TO DO:
Every entry in the listing below is to be output unchanged.
____ DATA PROVIDED
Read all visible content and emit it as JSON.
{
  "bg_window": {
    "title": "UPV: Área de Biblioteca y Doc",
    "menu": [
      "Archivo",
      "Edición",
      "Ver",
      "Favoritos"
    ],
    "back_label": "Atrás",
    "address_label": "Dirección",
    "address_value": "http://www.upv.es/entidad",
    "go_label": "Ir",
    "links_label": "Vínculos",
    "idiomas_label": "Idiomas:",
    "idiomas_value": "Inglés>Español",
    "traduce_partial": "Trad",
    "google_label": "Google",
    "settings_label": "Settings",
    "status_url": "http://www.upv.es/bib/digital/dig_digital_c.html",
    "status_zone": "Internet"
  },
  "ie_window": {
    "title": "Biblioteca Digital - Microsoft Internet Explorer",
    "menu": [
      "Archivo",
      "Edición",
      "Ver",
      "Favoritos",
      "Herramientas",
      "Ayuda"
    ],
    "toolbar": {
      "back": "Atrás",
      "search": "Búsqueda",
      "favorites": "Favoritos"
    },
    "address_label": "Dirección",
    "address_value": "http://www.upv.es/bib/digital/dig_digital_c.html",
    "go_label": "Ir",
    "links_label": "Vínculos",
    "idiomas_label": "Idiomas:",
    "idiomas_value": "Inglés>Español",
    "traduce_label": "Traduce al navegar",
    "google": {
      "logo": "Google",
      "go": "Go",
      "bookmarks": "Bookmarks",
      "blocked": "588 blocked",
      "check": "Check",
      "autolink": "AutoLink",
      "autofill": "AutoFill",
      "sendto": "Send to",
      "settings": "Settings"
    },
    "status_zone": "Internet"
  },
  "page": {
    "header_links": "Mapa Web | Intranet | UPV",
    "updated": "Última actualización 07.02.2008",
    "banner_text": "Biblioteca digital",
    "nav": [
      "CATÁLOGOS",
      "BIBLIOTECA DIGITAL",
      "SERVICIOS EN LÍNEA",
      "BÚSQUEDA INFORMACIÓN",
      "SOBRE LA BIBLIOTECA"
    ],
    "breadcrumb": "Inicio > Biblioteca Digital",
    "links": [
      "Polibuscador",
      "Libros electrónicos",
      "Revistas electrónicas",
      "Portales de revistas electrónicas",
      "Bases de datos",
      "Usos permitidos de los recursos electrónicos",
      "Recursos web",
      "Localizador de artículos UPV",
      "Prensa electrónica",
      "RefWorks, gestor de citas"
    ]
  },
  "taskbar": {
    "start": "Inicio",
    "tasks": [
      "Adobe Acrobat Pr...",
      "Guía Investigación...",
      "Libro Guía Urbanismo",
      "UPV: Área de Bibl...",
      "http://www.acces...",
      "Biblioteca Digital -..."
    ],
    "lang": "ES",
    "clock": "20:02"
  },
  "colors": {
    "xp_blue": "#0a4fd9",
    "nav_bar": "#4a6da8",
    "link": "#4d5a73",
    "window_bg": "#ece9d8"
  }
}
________
YOUR RESPONSE:
Read all visible content and emit it as JSON.
{
  "bg_window": {
    "title": "UPV: Área de Biblioteca y Doc",
    "menu": [
      "Archivo",
      "Edición",
      "Ver",
      "Favoritos"
    ],
    "back_label": "Atrás",
    "address_label": "Dirección",
    "address_value": "http://www.upv.es/entidad",
    "go_label": "Ir",
    "links_label": "Vínculos",
    "idiomas_label": "Idiomas:",
    "idiomas_value": "Inglés>Español",
    "traduce_partial": "Trad",
    "google_label": "Google",
    "settings_label": "Settings",
    "status_url": "http://www.upv.es/bib/digital/dig_digital_c.html",
    "status_zone": "Internet"
  },
  "ie_window": {
    "title": "Biblioteca Digital - Microsoft Internet Explorer",
    "menu": [
      "Archivo",
      "Edición",
      "Ver",
      "Favoritos",
      "Herramientas",
      "Ayuda"
    ],
    "toolbar": {
      "back": "Atrás",
      "search": "Búsqueda",
      "favorites": "Favoritos"
    },
    "address_label": "Dirección",
    "address_value": "http://www.upv.es/bib/digital/dig_digital_c.html",
    "go_label": "Ir",
    "links_label": "Vínculos",
    "idiomas_label": "Idiomas:",
    "idiomas_value": "Inglés>Español",
    "traduce_label": "Traduce al navegar",
    "google": {
      "logo": "Google",
      "go": "Go",
      "bookmarks": "Bookmarks",
      "blocked": "588 blocked",
      "check": "Check",
      "autolink": "AutoLink",
      "autofill": "AutoFill",
      "sendto": "Send to",
      "settings": "Settings"
    },
    "status_zone": "Internet"
  },
  "page": {
    "header_links": "Mapa Web | Intranet | UPV",
    "updated": "Última actualización 07.02.2008",
    "banner_text": "Biblioteca digital",
    "nav": [
      "CATÁLOGOS",
      "BIBLIOTECA DIGITAL",
      "SERVICIOS EN LÍNEA",
      "BÚSQUEDA INFORMACIÓN",
      "SOBRE LA BIBLIOTECA"
    ],
    "breadcrumb": "Inicio > Biblioteca Digital",
    "links": [
      "Polibuscador",
      "Libros electrónicos",
      "Revistas electrónicas",
      "Portales de revistas electrónicas",
      "Bases de datos",
      "Usos permitidos de los recursos electrónicos",
      "Recursos web",
      "Localizador de artículos UPV",
      "Prensa electrónica",
      "RefWorks, gestor de citas"
    ]
  },
  "taskbar": {
    "start": "Inicio",
    "tasks": [
      "Adobe Acrobat Pr...",
      "Guía Investigación...",
      "Libro Guía Urbanismo",
      "UPV: Área de Bibl...",
      "http://www.acces...",
      "Biblioteca Digital -..."
    ],
    "lang": "ES",
    "clock": "20:02"
  },
  "colors": {
    "xp_blue": "#0a4fd9",
    "nav_bar": "#4a6da8",
    "link": "#4d5a73",
    "window_bg": "#ece9d8"
  }
}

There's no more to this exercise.